Insurtech Firms : Disruptive Innovation or Next Gen Insurance?
posted over 2 years ago
posted over 2 years ago
Author: Adrian Kinnersley | CEO
Introduction to InsurTech
Like its neighbour 'fintech' in the finance industry, 'insurtech' is making inroads into traditional insurance practice, with technological innovation breaking the boundaries of centuries old procedures. Big brand leaders such as CIGNA, Farmers and Allstate may continue to rely on their actuarial tables and risk categories, but new insurance technologies can offer increased efficiency and cost savings which may eventually leave traditional techniques in the dust. Older and more established companies have their reputation and long-standing financial stability to cover big risks, but insurtech firms are working on other areas in the business which have less appeal to the lions. These include dynamic data acquisition, where IoT (the Internet of Things) can provide constantly updated data streams on which customized policies can be based.

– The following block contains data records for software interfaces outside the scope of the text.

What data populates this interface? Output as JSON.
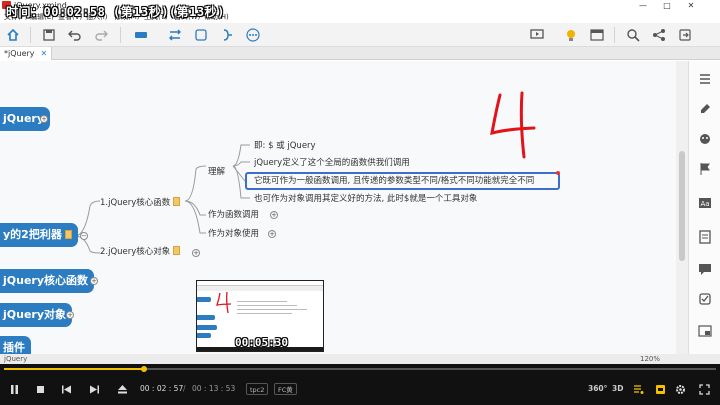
{
  "window": {
    "title": "jQuery.xmind",
    "minimize": "—",
    "maximize": "□",
    "close": "✕"
  },
  "overlay_timestamp": "时间：00:02:58 (第13秒)(第13秒)",
  "menu": [
    {
      "label": "文件(F)"
    },
    {
      "label": "编辑(E)"
    },
    {
      "label": "查看(V)"
    },
    {
      "label": "插入(I)"
    },
    {
      "label": "修改(M)"
    },
    {
      "label": "工具(T)"
    },
    {
      "label": "窗口(W)"
    },
    {
      "label": "帮助(H)"
    }
  ],
  "tab": {
    "label": "*jQuery",
    "close": "✕"
  },
  "mindmap": {
    "root_nodes": [
      {
        "label": "jQuery"
      },
      {
        "label": "y的2把利器"
      },
      {
        "label": "jQuery核心函数"
      },
      {
        "label": "jQuery对象"
      },
      {
        "label": "插件"
      }
    ],
    "branch_1": "1.jQuery核心函数",
    "branch_2": "2.jQuery核心对象",
    "understand": "理解",
    "use_as_function": "作为函数调用",
    "use_as_object": "作为对象使用",
    "details": [
      "即: $ 或 jQuery",
      "jQuery定义了这个全局的函数供我们调用",
      "它既可作为一般函数调用, 且传递的参数类型不同/格式不同功能就完全不同",
      "也可作为对象调用其定义好的方法, 此时$就是一个工具对象"
    ],
    "handwriting": "4"
  },
  "statusbar": {
    "left": "jQuery",
    "zoom": "120%"
  },
  "player": {
    "progress": 0.196,
    "current_time": "00 : 02 : 57",
    "separator": "/",
    "total_time": "00 : 13 : 53",
    "tag1": "tpc2",
    "tag2": "FC黄",
    "preview_time": "00:05:30",
    "btn_360": "360°",
    "btn_3d": "3D",
    "accent": "#f2c200"
  }
}
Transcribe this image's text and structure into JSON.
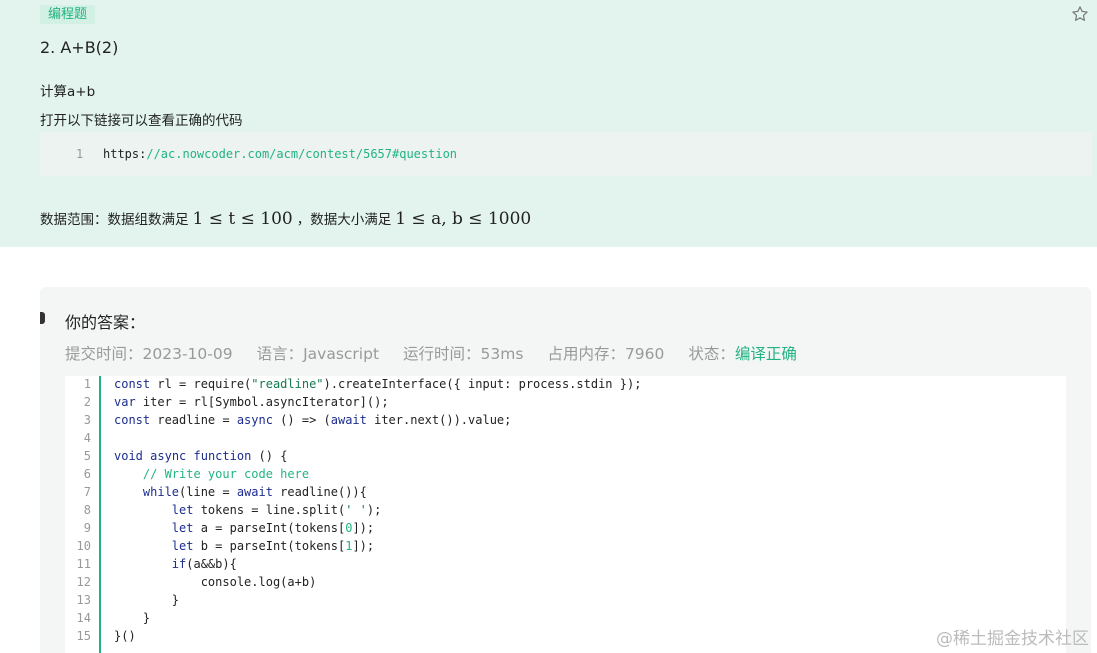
{
  "problem": {
    "tag": "编程题",
    "title": "2. A+B(2)",
    "desc_1": "计算a+b",
    "desc_2": "打开以下链接可以查看正确的代码",
    "link_code": {
      "line_number": "1",
      "prefix": "https:",
      "rest": "//ac.nowcoder.com/acm/contest/5657#question"
    },
    "data_range": {
      "label": "数据范围：数据组数满足",
      "sep": "，数据大小满足",
      "math_1": "1 ≤ t ≤ 100",
      "math_2": "1 ≤ a, b ≤ 1000"
    }
  },
  "answer": {
    "heading": "你的答案：",
    "meta": {
      "submit_time": "提交时间：2023-10-09",
      "language": "语言：Javascript",
      "runtime": "运行时间：53ms",
      "memory": "占用内存：7960",
      "status_label": "状态：",
      "status_value": "编译正确"
    },
    "code_lines": [
      "const rl = require(\"readline\").createInterface({ input: process.stdin });",
      "var iter = rl[Symbol.asyncIterator]();",
      "const readline = async () => (await iter.next()).value;",
      "",
      "void async function () {",
      "    // Write your code here",
      "    while(line = await readline()){",
      "        let tokens = line.split(' ');",
      "        let a = parseInt(tokens[0]);",
      "        let b = parseInt(tokens[1]);",
      "        if(a&&b){",
      "            console.log(a+b)",
      "        }",
      "    }",
      "}()"
    ],
    "line_numbers": [
      "1",
      "2",
      "3",
      "4",
      "5",
      "6",
      "7",
      "8",
      "9",
      "10",
      "11",
      "12",
      "13",
      "14",
      "15"
    ]
  },
  "watermark": "@稀土掘金技术社区",
  "colors": {
    "accent": "#23b383",
    "problem_bg": "#e3f4ee",
    "answer_bg": "#f4f6f5"
  },
  "icons": {
    "favorite": "star-outline-icon"
  }
}
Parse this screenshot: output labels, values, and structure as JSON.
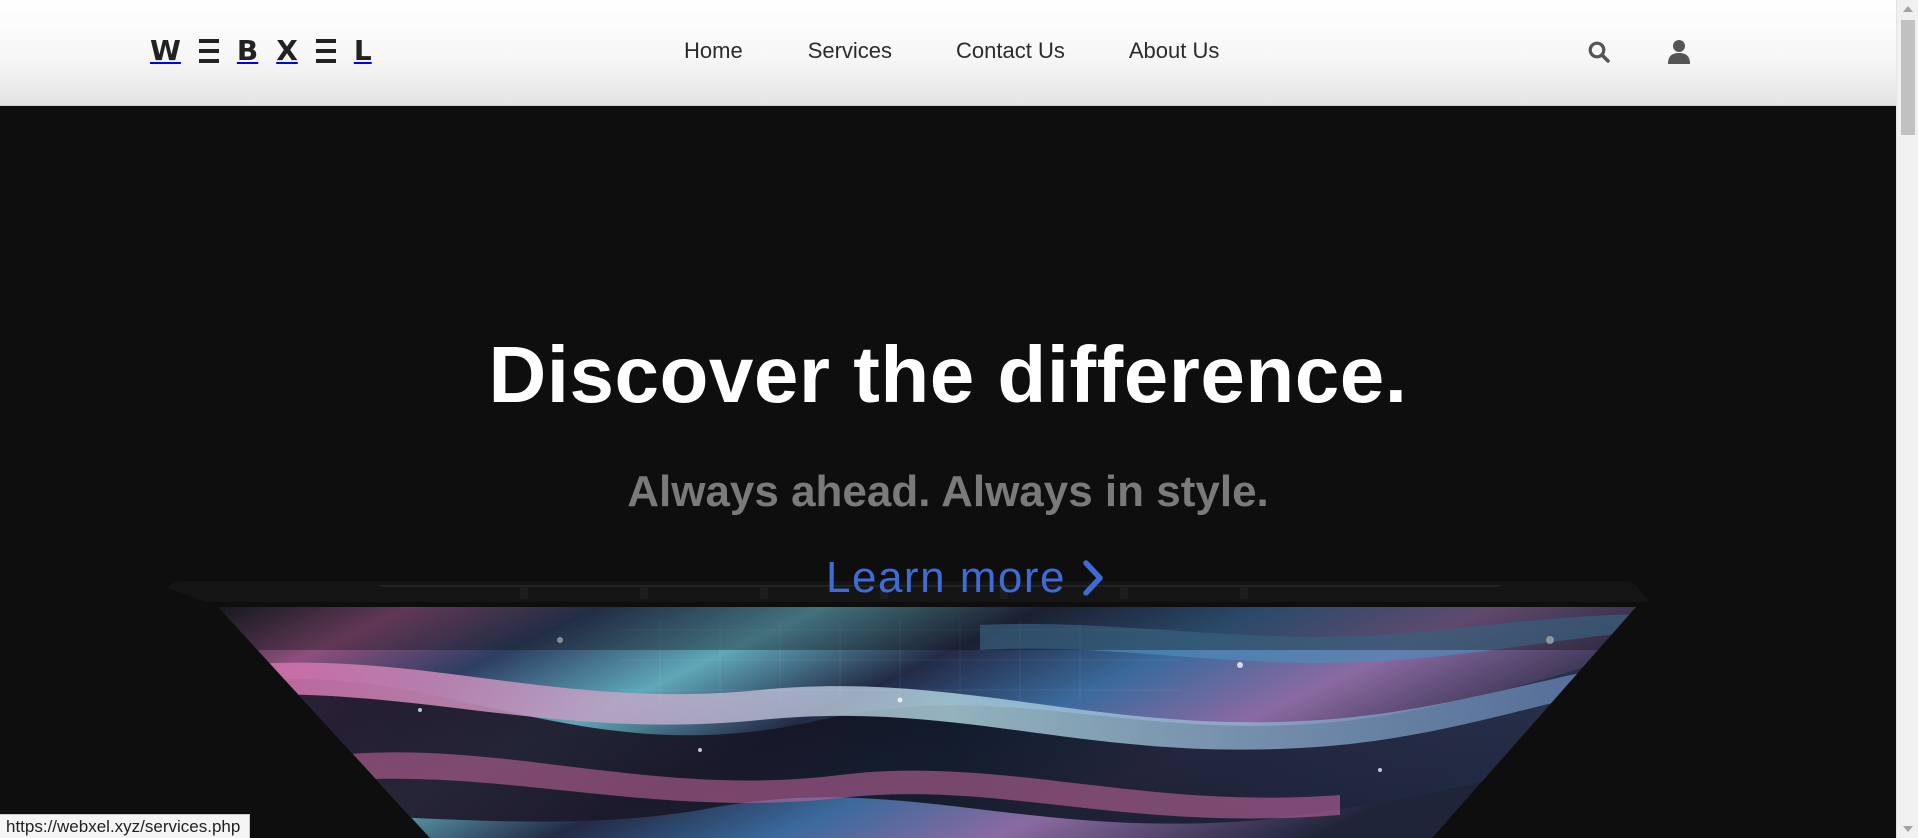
{
  "brand": {
    "logo_letters": [
      "W",
      "B",
      "X",
      "L"
    ],
    "logo_alt_text": "WEBXEL"
  },
  "nav": {
    "home": "Home",
    "services": "Services",
    "contact": "Contact Us",
    "about": "About Us"
  },
  "icons": {
    "search": "search-icon",
    "user": "user-icon",
    "learn_more": "chevron-right-icon"
  },
  "hero": {
    "title": "Discover the difference.",
    "subtitle": "Always ahead. Always in style.",
    "cta": "Learn more"
  },
  "status_bar": {
    "url": "https://webxel.xyz/services.php"
  },
  "colors": {
    "hero_bg": "#0e0e0f",
    "accent": "#3f6bd6",
    "subtitle": "#7a7a7b"
  }
}
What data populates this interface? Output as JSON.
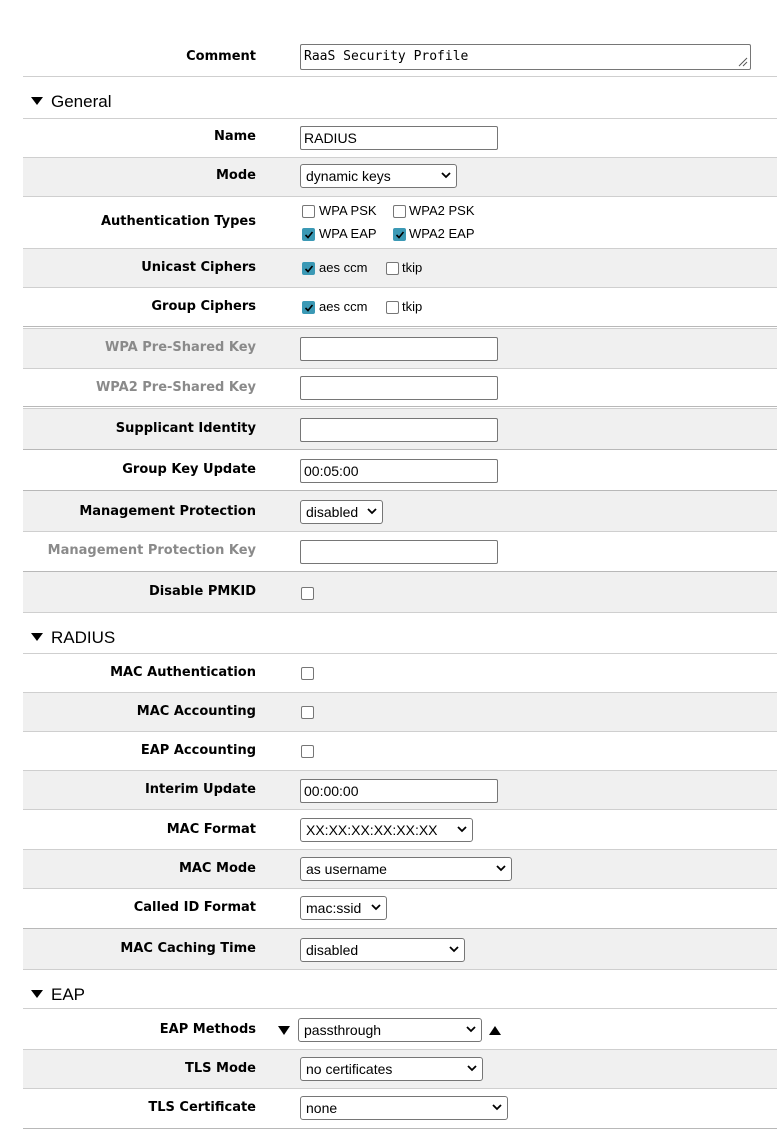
{
  "comment": {
    "label": "Comment",
    "value": "RaaS Security Profile"
  },
  "general": {
    "title": "General",
    "name": {
      "label": "Name",
      "value": "RADIUS"
    },
    "mode": {
      "label": "Mode",
      "value": "dynamic keys"
    },
    "auth_types": {
      "label": "Authentication Types",
      "wpa_psk": "WPA PSK",
      "wpa2_psk": "WPA2 PSK",
      "wpa_eap": "WPA EAP",
      "wpa2_eap": "WPA2 EAP",
      "checked": {
        "wpa_psk": false,
        "wpa2_psk": false,
        "wpa_eap": true,
        "wpa2_eap": true
      }
    },
    "unicast": {
      "label": "Unicast Ciphers",
      "aes": "aes ccm",
      "tkip": "tkip",
      "aes_checked": true,
      "tkip_checked": false
    },
    "group": {
      "label": "Group Ciphers",
      "aes": "aes ccm",
      "tkip": "tkip",
      "aes_checked": true,
      "tkip_checked": false
    },
    "wpa_psk_key": {
      "label": "WPA Pre-Shared Key",
      "value": ""
    },
    "wpa2_psk_key": {
      "label": "WPA2 Pre-Shared Key",
      "value": ""
    },
    "supplicant": {
      "label": "Supplicant Identity",
      "value": ""
    },
    "group_key_update": {
      "label": "Group Key Update",
      "value": "00:05:00"
    },
    "mgmt_protection": {
      "label": "Management Protection",
      "value": "disabled"
    },
    "mgmt_protection_key": {
      "label": "Management Protection Key",
      "value": ""
    },
    "disable_pmkid": {
      "label": "Disable PMKID",
      "checked": false
    }
  },
  "radius": {
    "title": "RADIUS",
    "mac_auth": {
      "label": "MAC Authentication",
      "checked": false
    },
    "mac_accounting": {
      "label": "MAC Accounting",
      "checked": false
    },
    "eap_accounting": {
      "label": "EAP Accounting",
      "checked": false
    },
    "interim_update": {
      "label": "Interim Update",
      "value": "00:00:00"
    },
    "mac_format": {
      "label": "MAC Format",
      "value": "XX:XX:XX:XX:XX:XX"
    },
    "mac_mode": {
      "label": "MAC Mode",
      "value": "as username"
    },
    "called_id_format": {
      "label": "Called ID Format",
      "value": "mac:ssid"
    },
    "mac_caching_time": {
      "label": "MAC Caching Time",
      "value": "disabled"
    }
  },
  "eap": {
    "title": "EAP",
    "methods": {
      "label": "EAP Methods",
      "value": "passthrough"
    },
    "tls_mode": {
      "label": "TLS Mode",
      "value": "no certificates"
    },
    "tls_cert": {
      "label": "TLS Certificate",
      "value": "none"
    }
  },
  "colors": {
    "accent": "#3b99b5",
    "row_bg": "#f0f0f0",
    "dim_label": "#8a8a8a"
  }
}
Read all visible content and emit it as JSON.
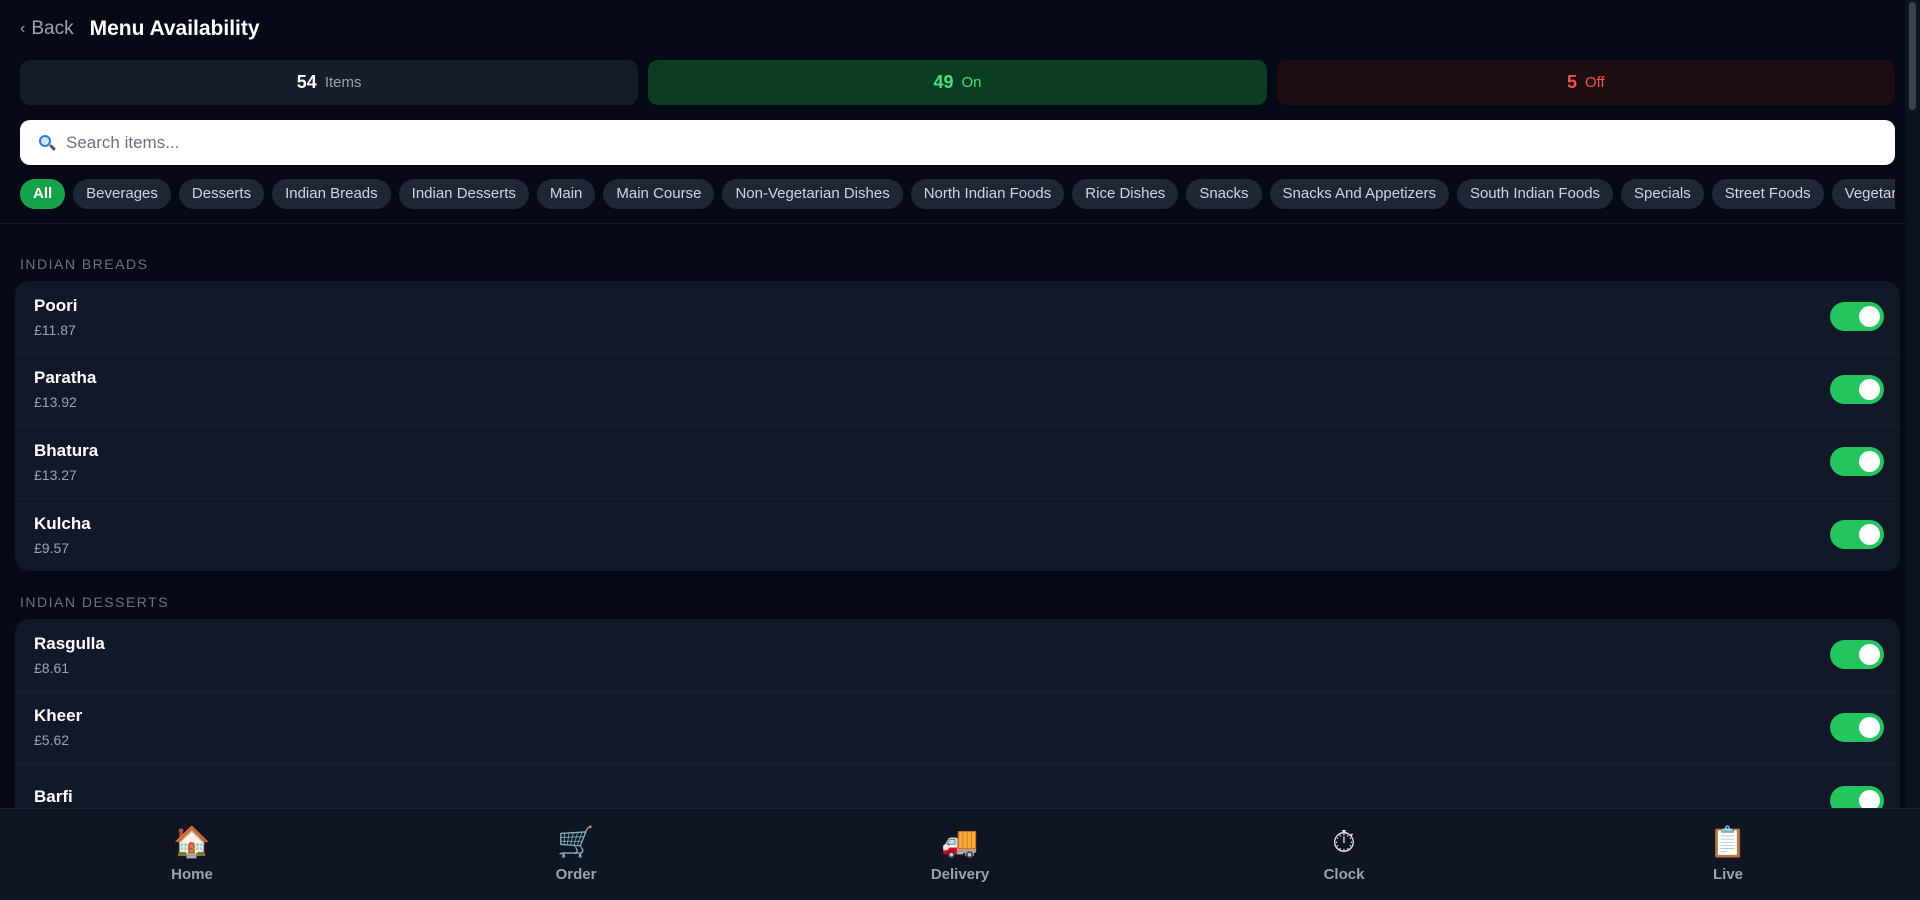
{
  "header": {
    "back_label": "Back",
    "title": "Menu Availability"
  },
  "stats": {
    "total": {
      "value": "54",
      "label": "Items"
    },
    "on": {
      "value": "49",
      "label": "On"
    },
    "off": {
      "value": "5",
      "label": "Off"
    }
  },
  "search": {
    "placeholder": "Search items..."
  },
  "categories": [
    "All",
    "Beverages",
    "Desserts",
    "Indian Breads",
    "Indian Desserts",
    "Main",
    "Main Course",
    "Non-Vegetarian Dishes",
    "North Indian Foods",
    "Rice Dishes",
    "Snacks",
    "Snacks And Appetizers",
    "South Indian Foods",
    "Specials",
    "Street Foods",
    "Vegetarian"
  ],
  "active_category": "All",
  "sections": [
    {
      "title": "INDIAN BREADS",
      "items": [
        {
          "name": "Poori",
          "price": "£11.87",
          "available": true
        },
        {
          "name": "Paratha",
          "price": "£13.92",
          "available": true
        },
        {
          "name": "Bhatura",
          "price": "£13.27",
          "available": true
        },
        {
          "name": "Kulcha",
          "price": "£9.57",
          "available": true
        }
      ]
    },
    {
      "title": "INDIAN DESSERTS",
      "items": [
        {
          "name": "Rasgulla",
          "price": "£8.61",
          "available": true
        },
        {
          "name": "Kheer",
          "price": "£5.62",
          "available": true
        },
        {
          "name": "Barfi",
          "price": "",
          "available": true
        }
      ]
    }
  ],
  "bottom_nav": [
    {
      "label": "Home",
      "icon": "house-icon",
      "glyph": "🏠"
    },
    {
      "label": "Order",
      "icon": "cart-icon",
      "glyph": "🛒"
    },
    {
      "label": "Delivery",
      "icon": "truck-icon",
      "glyph": "🚚"
    },
    {
      "label": "Clock",
      "icon": "stopwatch-icon",
      "glyph": "⏱"
    },
    {
      "label": "Live",
      "icon": "clipboard-icon",
      "glyph": "📋"
    }
  ],
  "colors": {
    "accent_green": "#22c55e",
    "off_red": "#f05252",
    "background": "#050a16",
    "card": "#111827"
  }
}
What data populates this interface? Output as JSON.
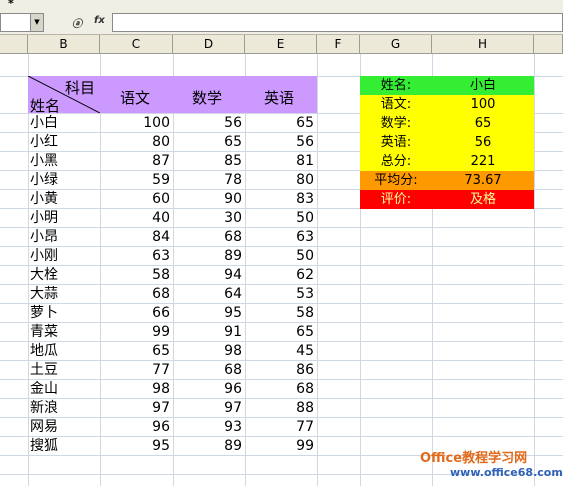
{
  "window": {
    "title_mark": "*"
  },
  "formula_bar": {
    "namebox_value": "",
    "icon_a": "ⓐ",
    "fx_label": "fx",
    "formula": ""
  },
  "columns": [
    "B",
    "C",
    "D",
    "E",
    "F",
    "G",
    "H"
  ],
  "table": {
    "header": {
      "top_right": "科目",
      "bottom_left": "姓名",
      "chinese": "语文",
      "math": "数学",
      "english": "英语"
    },
    "rows": [
      {
        "name": "小白",
        "chinese": "100",
        "math": "56",
        "english": "65"
      },
      {
        "name": "小红",
        "chinese": "80",
        "math": "65",
        "english": "56"
      },
      {
        "name": "小黑",
        "chinese": "87",
        "math": "85",
        "english": "81"
      },
      {
        "name": "小绿",
        "chinese": "59",
        "math": "78",
        "english": "80"
      },
      {
        "name": "小黄",
        "chinese": "60",
        "math": "90",
        "english": "83"
      },
      {
        "name": "小明",
        "chinese": "40",
        "math": "30",
        "english": "50"
      },
      {
        "name": "小昂",
        "chinese": "84",
        "math": "68",
        "english": "63"
      },
      {
        "name": "小刚",
        "chinese": "63",
        "math": "89",
        "english": "50"
      },
      {
        "name": "大栓",
        "chinese": "58",
        "math": "94",
        "english": "62"
      },
      {
        "name": "大蒜",
        "chinese": "68",
        "math": "64",
        "english": "53"
      },
      {
        "name": "萝卜",
        "chinese": "66",
        "math": "95",
        "english": "58"
      },
      {
        "name": "青菜",
        "chinese": "99",
        "math": "91",
        "english": "65"
      },
      {
        "name": "地瓜",
        "chinese": "65",
        "math": "98",
        "english": "45"
      },
      {
        "name": "土豆",
        "chinese": "77",
        "math": "68",
        "english": "86"
      },
      {
        "name": "金山",
        "chinese": "98",
        "math": "96",
        "english": "68"
      },
      {
        "name": "新浪",
        "chinese": "97",
        "math": "97",
        "english": "88"
      },
      {
        "name": "网易",
        "chinese": "96",
        "math": "93",
        "english": "77"
      },
      {
        "name": "搜狐",
        "chinese": "95",
        "math": "89",
        "english": "99"
      }
    ]
  },
  "panel": {
    "rows": [
      {
        "label": "姓名:",
        "value": "小白",
        "bg": "#33ee33",
        "fg": "#000000"
      },
      {
        "label": "语文:",
        "value": "100",
        "bg": "#ffff00",
        "fg": "#000000"
      },
      {
        "label": "数学:",
        "value": "65",
        "bg": "#ffff00",
        "fg": "#000000"
      },
      {
        "label": "英语:",
        "value": "56",
        "bg": "#ffff00",
        "fg": "#000000"
      },
      {
        "label": "总分:",
        "value": "221",
        "bg": "#ffff00",
        "fg": "#000000"
      },
      {
        "label": "平均分:",
        "value": "73.67",
        "bg": "#ff9900",
        "fg": "#000000"
      },
      {
        "label": "评价:",
        "value": "及格",
        "bg": "#ff0000",
        "fg": "#ffff99"
      }
    ]
  },
  "watermark": {
    "line1": "Office教程学习网",
    "line2": "www.office68.com"
  },
  "colors": {
    "header_purple": "#cc99ff",
    "grid": "#d0d7e5",
    "chrome": "#ece9d8"
  }
}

Changing Consumer Demand
One of the problems with the traditional system is that actuarial tables are based on averages, so that some people are shoe-horned into categories that don't quite fit them (and for which they often pay over the odds). The insurer will usually only assign categories where there are enough examples on which to calculate an average, and for the company to derive a profit. With insurtech firms, this broad degree of categorization is not acceptable. Assessing the impact of insurtech in 2016, PwC predicted the emergence of more UBI (usage-based insurance) models as a response to customer demand for more self-directed solutions.
Advanced Data Management
Insurtech is capable of increasing the data stream so that there is more to analyze, including any area where data is produced and tracked. This can be anything from social media information to wearable tech, such as step counters and cardio monitors, GPS trackers and commercial activity analysis. Artificially intelligent computer programs then use deep learning techniques to develop complex data sets based on user experience to increase transaction efficiency. An advanced knowledge of individuals and trends can be built out from these data sets, so that AI programs can more precisely match policies to people and to individual circumstances, including instant, on-demand insurance for one-off or short-term events.
Prevention over Protection
With far more peer-to-peer activity going on via distributed apps and blockchain management platforms, data communications are now widespread and immediate. Collection and analysis of data on such a scale, and in such a minute degree of detail, enables a shift in insurance models from protection, or reactive solutions, to prevention, or proactive solutions, based on a granular analysis of circumstances. Transparency is also a key factor, and can result in better priced policies for more people, including specialized group coverage and discounted rates. At the other end of the scale are personalized policies for people who have only sporadic, localized or occasional risk.
Many traditional roles and models are being disrupted by technological innovation, and cautious old school practitioners are under threat from a new generation of insurtech firms exploiting the quantum shift in industry practice. In today's climate of ever-faster development, the answer to such a threat is not to resist the tidal wave of change but to ride it, keeping up with the momentum of innovation, working with insurtech firms wherever possible, and recognizing that today's world is one of constant and generally beneficial change.
As with so many 21st century industry developments, working with insurtech requires new skills, so the smart insurer should be looking now to hire dynamic and tech-savvy talent who can put the benefits of insurance technologies to good use.